Honestly, this viewing of Brink! was the one I’ve enjoyed the most. Of course I remember seeing this classic DCOM as a kid, but not right when it came out (I was only four). Premiering in 1998, written by Jeff Schechter and directed by Greg Beeman, Brink! was one of the earliest DCOMs and has some of the best music in its soundtrack (“Apology” for a scene literally about apologizing? Genius). For numerous Disney Channel fans, Erik Von Detten is most recognizable as Andy “Brink” Brinker. He’s also known for playing Josh Bryant in The Princess Diaries and Clu Bell in So Weird. In fact, his So Weird co-star Patrick Levis stars in Brink as his friend Peter.
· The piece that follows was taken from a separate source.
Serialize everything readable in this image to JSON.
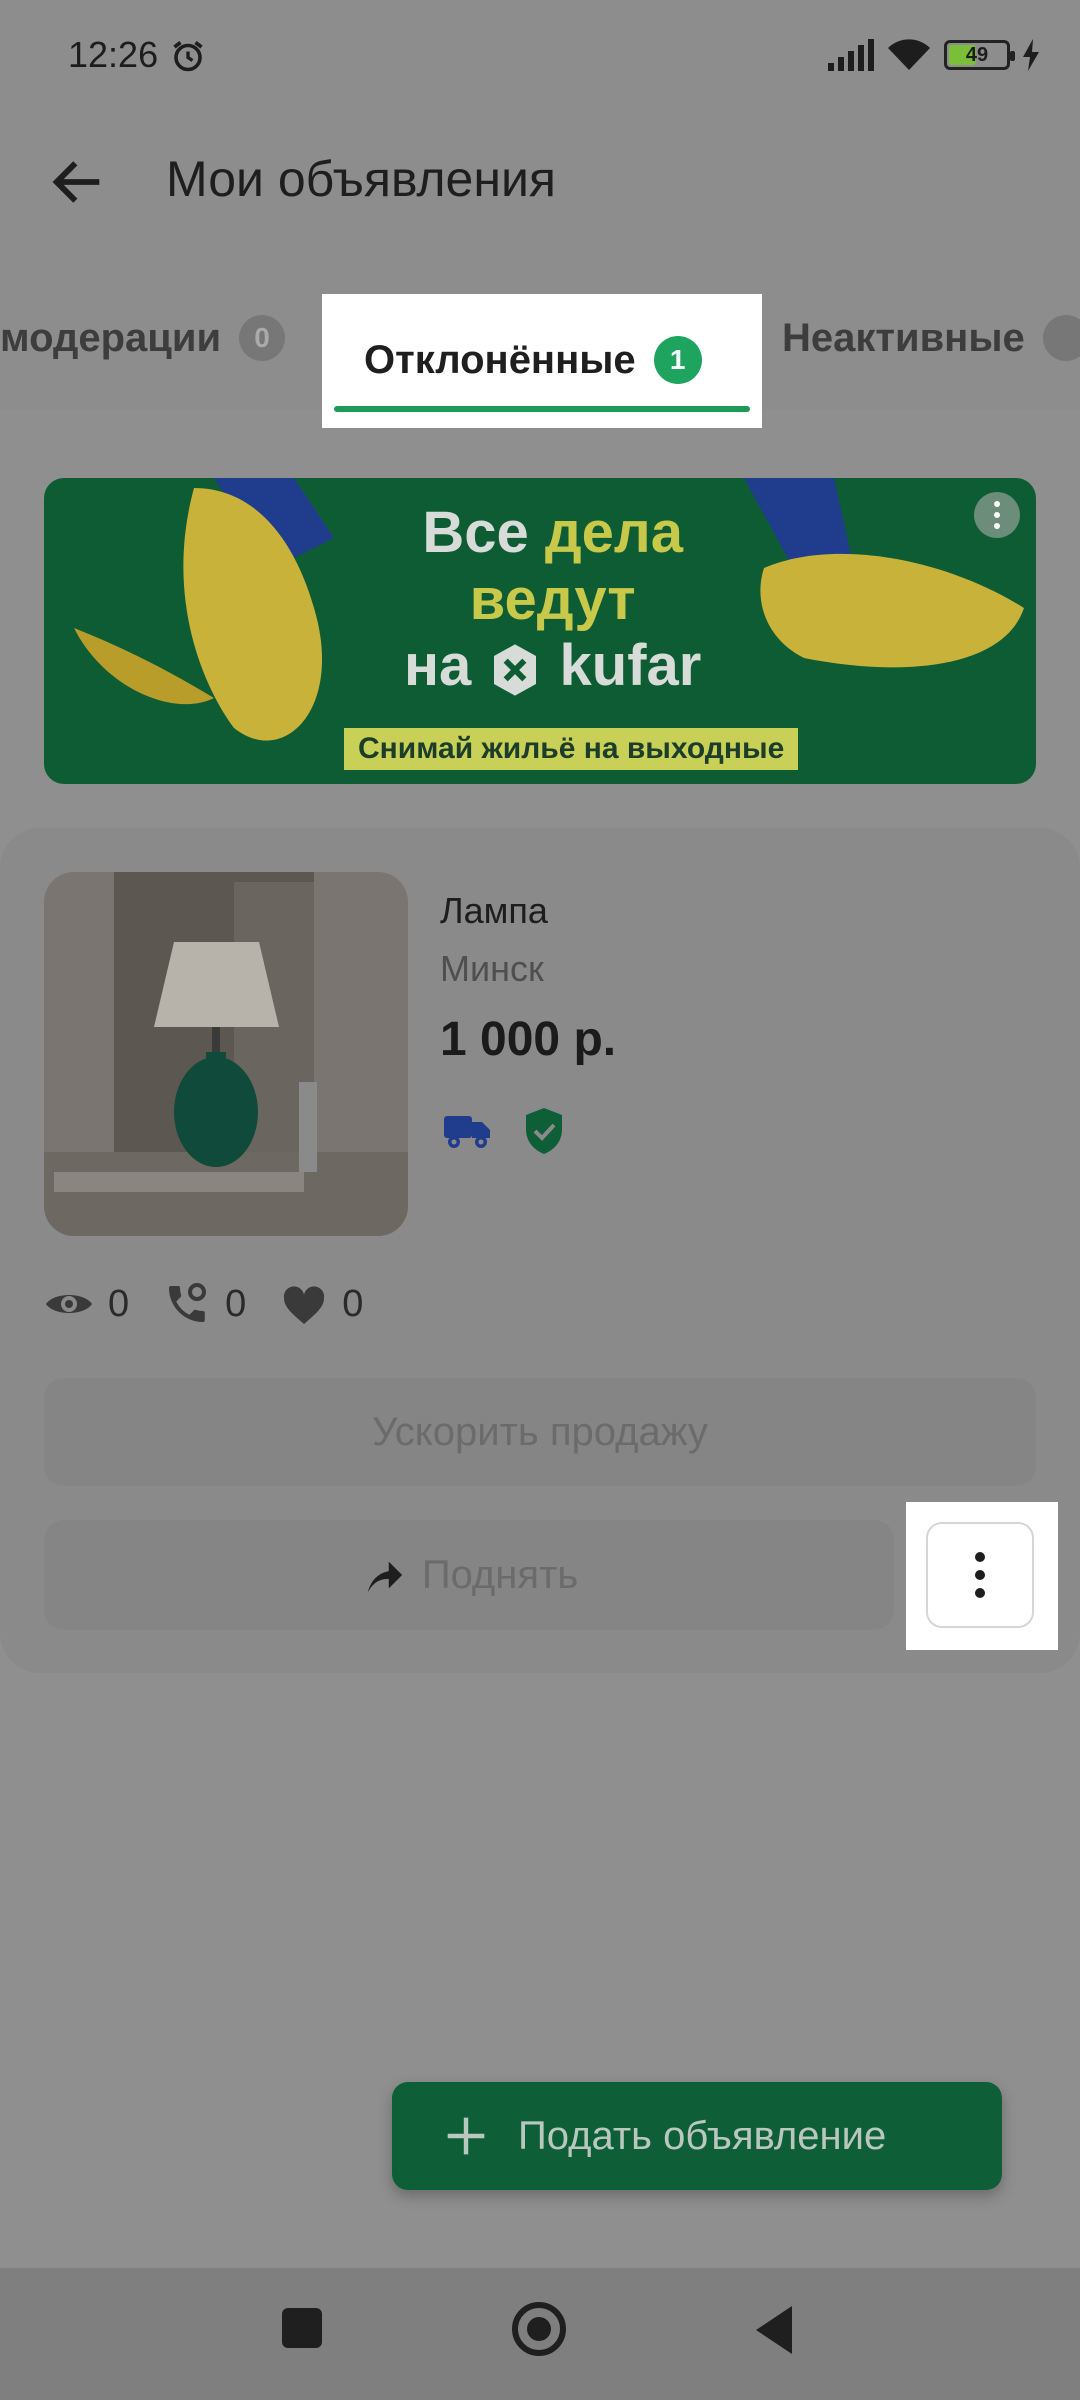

These pals, along with Gabriella (Christina Vidal) and Jordy, call themselves the Soul Skaters because they skate for the love of the sport, not for money. The X-Bladz, however, are sponsored skaters who can rake in $200 a week.
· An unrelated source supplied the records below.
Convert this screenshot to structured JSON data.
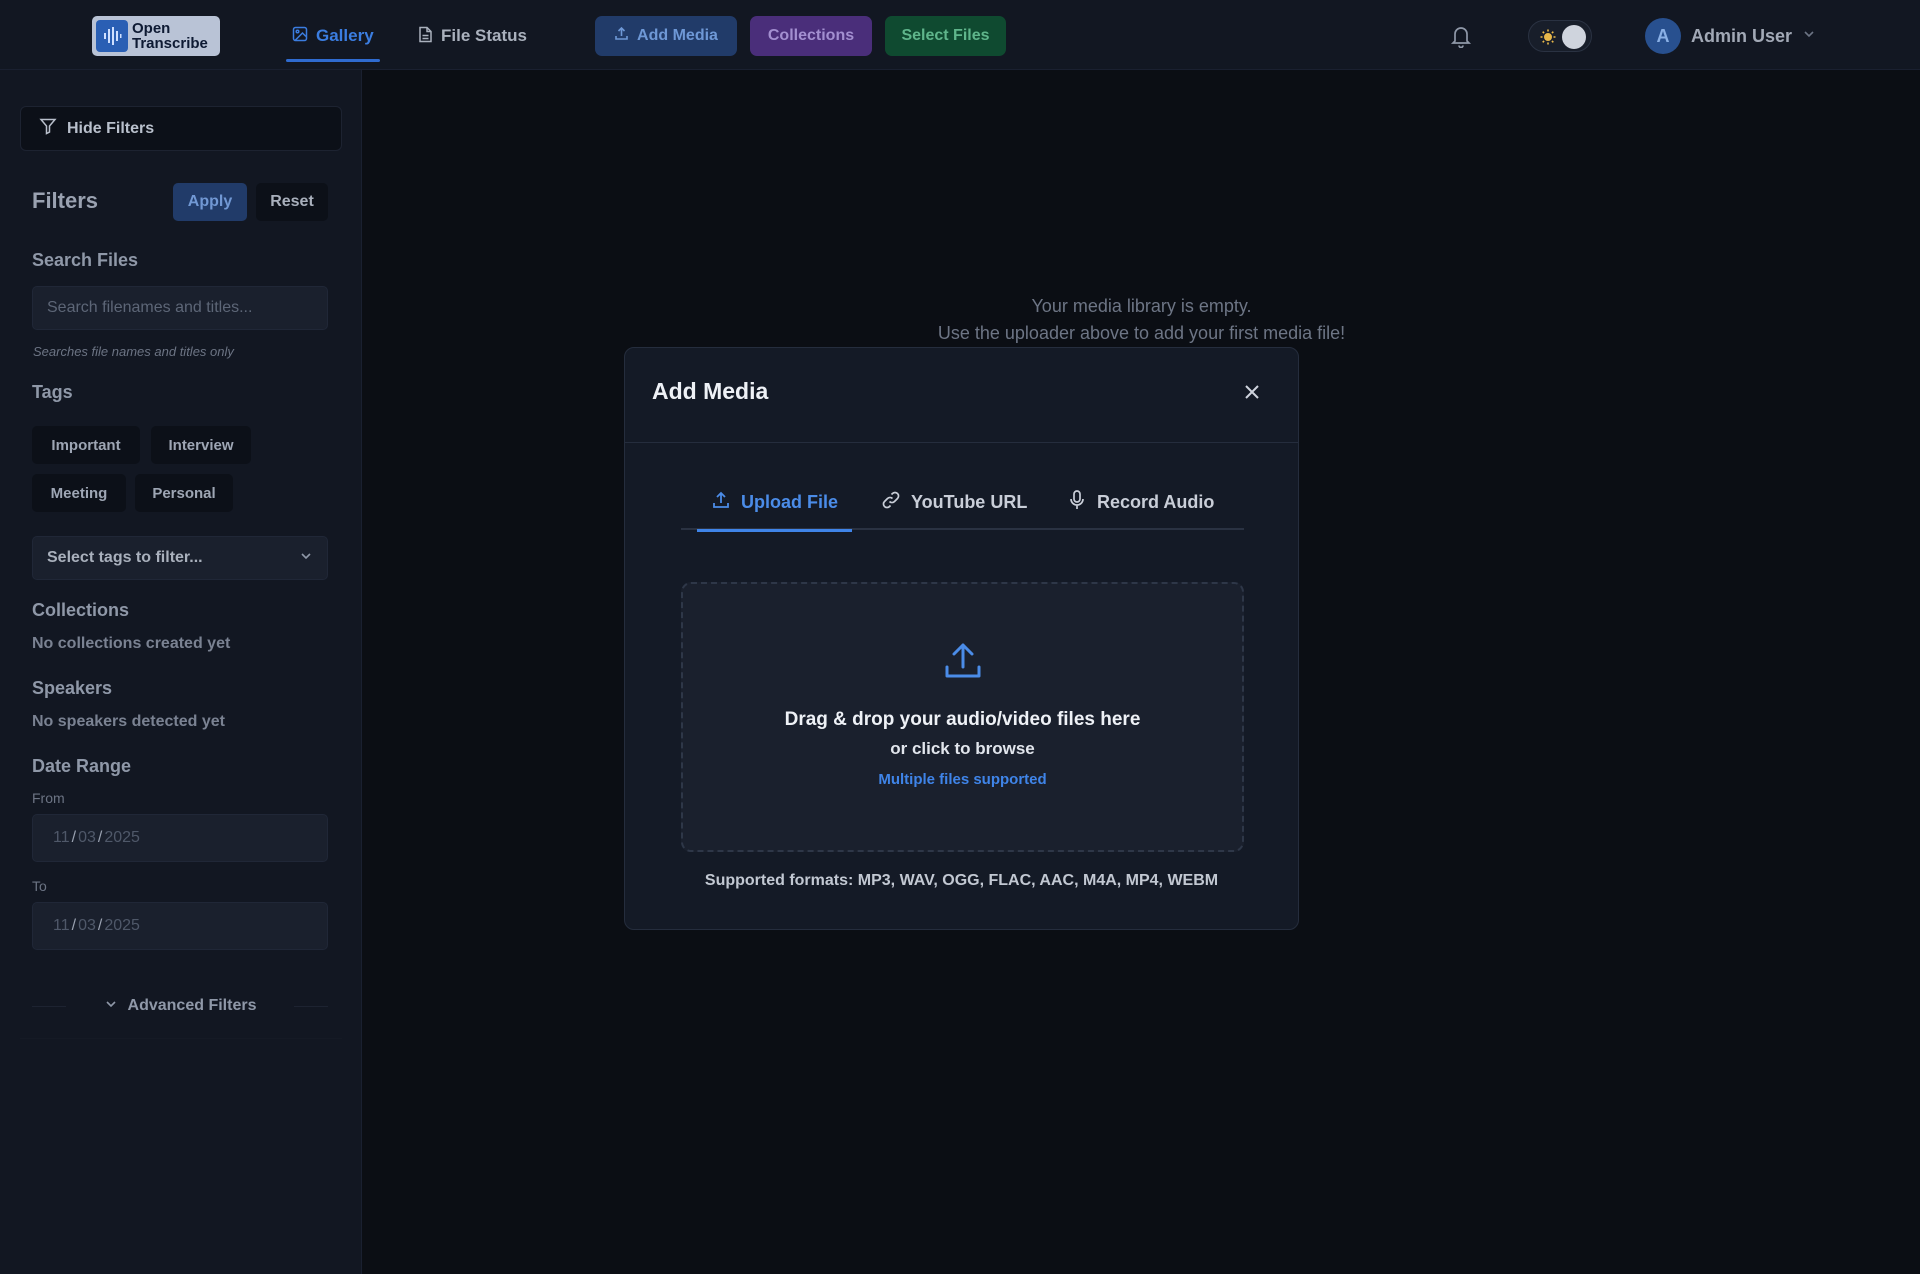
{
  "app": {
    "logo_line1": "Open",
    "logo_line2": "Transcribe"
  },
  "topnav": {
    "tabs": [
      {
        "label": "Gallery",
        "icon": "image-icon",
        "active": true
      },
      {
        "label": "File Status",
        "icon": "file-icon",
        "active": false
      }
    ],
    "buttons": {
      "add_media": "Add Media",
      "collections": "Collections",
      "select_files": "Select Files"
    },
    "user": {
      "avatar_initial": "A",
      "name": "Admin User"
    }
  },
  "sidebar": {
    "hide_filters": "Hide Filters",
    "filters_title": "Filters",
    "apply": "Apply",
    "reset": "Reset",
    "search": {
      "title": "Search Files",
      "placeholder": "Search filenames and titles...",
      "hint": "Searches file names and titles only"
    },
    "tags": {
      "title": "Tags",
      "items": [
        "Important",
        "Interview",
        "Meeting",
        "Personal"
      ],
      "select_placeholder": "Select tags to filter..."
    },
    "collections": {
      "title": "Collections",
      "empty": "No collections created yet"
    },
    "speakers": {
      "title": "Speakers",
      "empty": "No speakers detected yet"
    },
    "date_range": {
      "title": "Date Range",
      "from_label": "From",
      "from": {
        "month": "11",
        "day": "03",
        "year": "2025"
      },
      "to_label": "To",
      "to": {
        "month": "11",
        "day": "03",
        "year": "2025"
      }
    },
    "advanced_filters": "Advanced Filters"
  },
  "main": {
    "empty_line1": "Your media library is empty.",
    "empty_line2": "Use the uploader above to add your first media file!"
  },
  "modal": {
    "title": "Add Media",
    "tabs": [
      {
        "label": "Upload File",
        "icon": "upload-icon",
        "active": true
      },
      {
        "label": "YouTube URL",
        "icon": "link-icon",
        "active": false
      },
      {
        "label": "Record Audio",
        "icon": "microphone-icon",
        "active": false
      }
    ],
    "dropzone": {
      "main": "Drag & drop your audio/video files here",
      "sub": "or click to browse",
      "multi": "Multiple files supported"
    },
    "formats": "Supported formats: MP3, WAV, OGG, FLAC, AAC, M4A, MP4, WEBM"
  },
  "colors": {
    "accent": "#3f84e8",
    "background": "#0b0e14",
    "panel": "#121722",
    "modal": "#141a26"
  }
}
Brink changes his mind about selling out when his family needs the money, as his dad Ralph is out of work following an injury. The mom, Maddie, is a realtor. Katie Volding from Smart House plays Brink’s little sister, Katie. Ralph is frustrated that his son is so consumed with skating. When Brink wants to join the paid Team X-Bladz to help with his family’s financial situation, his dad refuses because he doesn’t want Brink to focus on the sport more than he already does. Brink disobeys and joins the team, much to his real friends’ dismay. They discover his involvement in X-Bladz at a competition and are, understandably, furious. The two teams go up against each other when they both want to practice downhill skating on the same street. The leader of X-Bladz, Val, intentionally hurts Gabriella by throwing gravel in her path as she races against Brink. She’s badly bruised and all scraped up due to Val’s stunt. Brink rethinks his decision and quits X-Bladz.
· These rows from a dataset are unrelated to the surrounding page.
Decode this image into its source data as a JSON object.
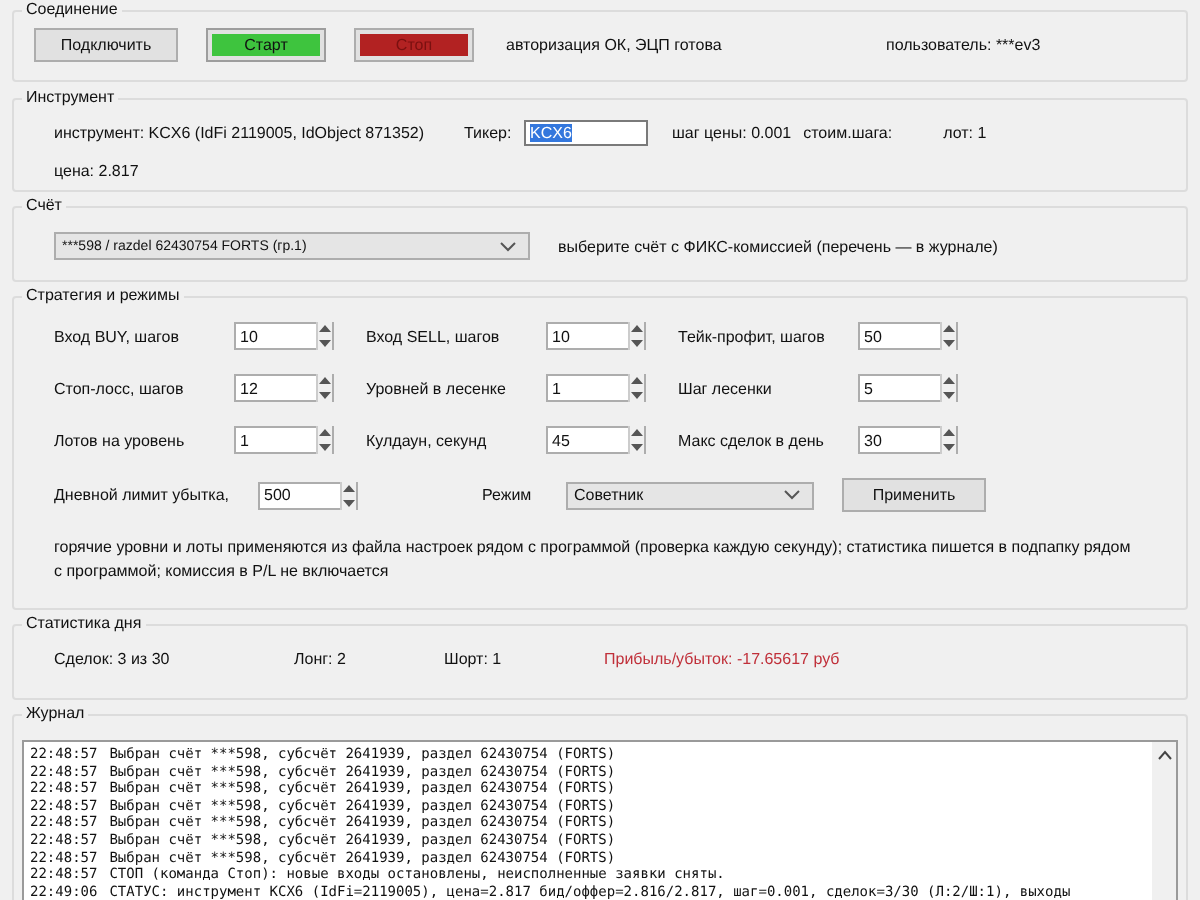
{
  "connection": {
    "title": "Соединение",
    "buttons": [
      {
        "label": "Подключить",
        "kind": "default"
      },
      {
        "label": "Старт",
        "kind": "start"
      },
      {
        "label": "Стоп",
        "kind": "stop"
      }
    ],
    "status": "авторизация ОК, ЭЦП готова",
    "user": "пользователь: ***ev3"
  },
  "instrument": {
    "title": "Инструмент",
    "info": "инструмент: KCX6 (IdFi 2119005, IdObject 871352)",
    "ticker_label": "Тикер:",
    "ticker_value": "KCX6",
    "ticker_text_selected": true,
    "price_step": "шаг цены: 0.001",
    "step_cost": "стоим.шага:",
    "lot": "лот: 1",
    "price": "цена: 2.817"
  },
  "account": {
    "title": "Счёт",
    "value": "***598 / razdel 62430754  FORTS (гр.1)",
    "hint": "выберите счёт с ФИКС-комиссией (перечень — в журнале)"
  },
  "strategy": {
    "title": "Стратегия и режимы",
    "fields": [
      {
        "label": "Вход BUY, шагов",
        "value": "10"
      },
      {
        "label": "Вход SELL, шагов",
        "value": "10"
      },
      {
        "label": "Тейк-профит, шагов",
        "value": "50"
      },
      {
        "label": "Стоп-лосс, шагов",
        "value": "12"
      },
      {
        "label": "Уровней в лесенке",
        "value": "1"
      },
      {
        "label": "Шаг лесенки",
        "value": "5"
      },
      {
        "label": "Лотов на уровень",
        "value": "1"
      },
      {
        "label": "Кулдаун, секунд",
        "value": "45"
      },
      {
        "label": "Макс сделок в день",
        "value": "30"
      }
    ],
    "loss_limit_label": "Дневной лимит убытка,",
    "loss_limit_value": "500",
    "mode_label": "Режим",
    "mode_value": "Советник",
    "apply": "Применить",
    "note": "горячие уровни и лоты применяются из файла настроек рядом с программой (проверка каждую секунду); статистика пишется в подпапку рядом с программой; комиссия в P/L не включается"
  },
  "stats": {
    "title": "Статистика дня",
    "items": [
      {
        "text": "Сделок: 3 из 30",
        "kind": "plain"
      },
      {
        "text": "Лонг: 2",
        "kind": "plain"
      },
      {
        "text": "Шорт: 1",
        "kind": "plain"
      },
      {
        "text": "Прибыль/убыток: -17.65617 руб",
        "kind": "loss"
      }
    ]
  },
  "journal": {
    "title": "Журнал",
    "lines": [
      {
        "time": "22:48:57",
        "text": "Выбран счёт ***598, субсчёт 2641939, раздел 62430754 (FORTS)"
      },
      {
        "time": "22:48:57",
        "text": "Выбран счёт ***598, субсчёт 2641939, раздел 62430754 (FORTS)"
      },
      {
        "time": "22:48:57",
        "text": "Выбран счёт ***598, субсчёт 2641939, раздел 62430754 (FORTS)"
      },
      {
        "time": "22:48:57",
        "text": "Выбран счёт ***598, субсчёт 2641939, раздел 62430754 (FORTS)"
      },
      {
        "time": "22:48:57",
        "text": "Выбран счёт ***598, субсчёт 2641939, раздел 62430754 (FORTS)"
      },
      {
        "time": "22:48:57",
        "text": "Выбран счёт ***598, субсчёт 2641939, раздел 62430754 (FORTS)"
      },
      {
        "time": "22:48:57",
        "text": "Выбран счёт ***598, субсчёт 2641939, раздел 62430754 (FORTS)"
      },
      {
        "time": "22:48:57",
        "text": "СТОП (команда Стоп): новые входы остановлены, неисполненные заявки сняты."
      },
      {
        "time": "22:49:06",
        "text": "СТАТУС: инструмент KCX6 (IdFi=2119005), цена=2.817 бид/оффер=2.816/2.817, шаг=0.001, сделок=3/30 (Л:2/Ш:1), выходы"
      }
    ]
  }
}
Here’s what I most appreciated about the film: Brink’s heart-to-heart discussion with his dad. Ralph explains that his job as a construction foreman, which he had to stop doing after his accident, once defined him. He encourages Brink to understand that what he does — skating — is not the whole of who he is. “You are defined by the company you keep and how well you keep it. Not by what you just happen to do. I mean, kids who skate, come on. California is filthy with ’em. You, you are Andy Brinker. You are a good son. And you are a good friend who just happens to skate. And tomorrow, if you never skate again, you are still Andy Brinker,” Brink’s dad tells him. This is incredibly powerful, and the older I get, the more I understand why this movie is one of the most beloved DCOMs. Check it out on Disney+ to see Brink’s big win and that iconic DCOM freeze-frame: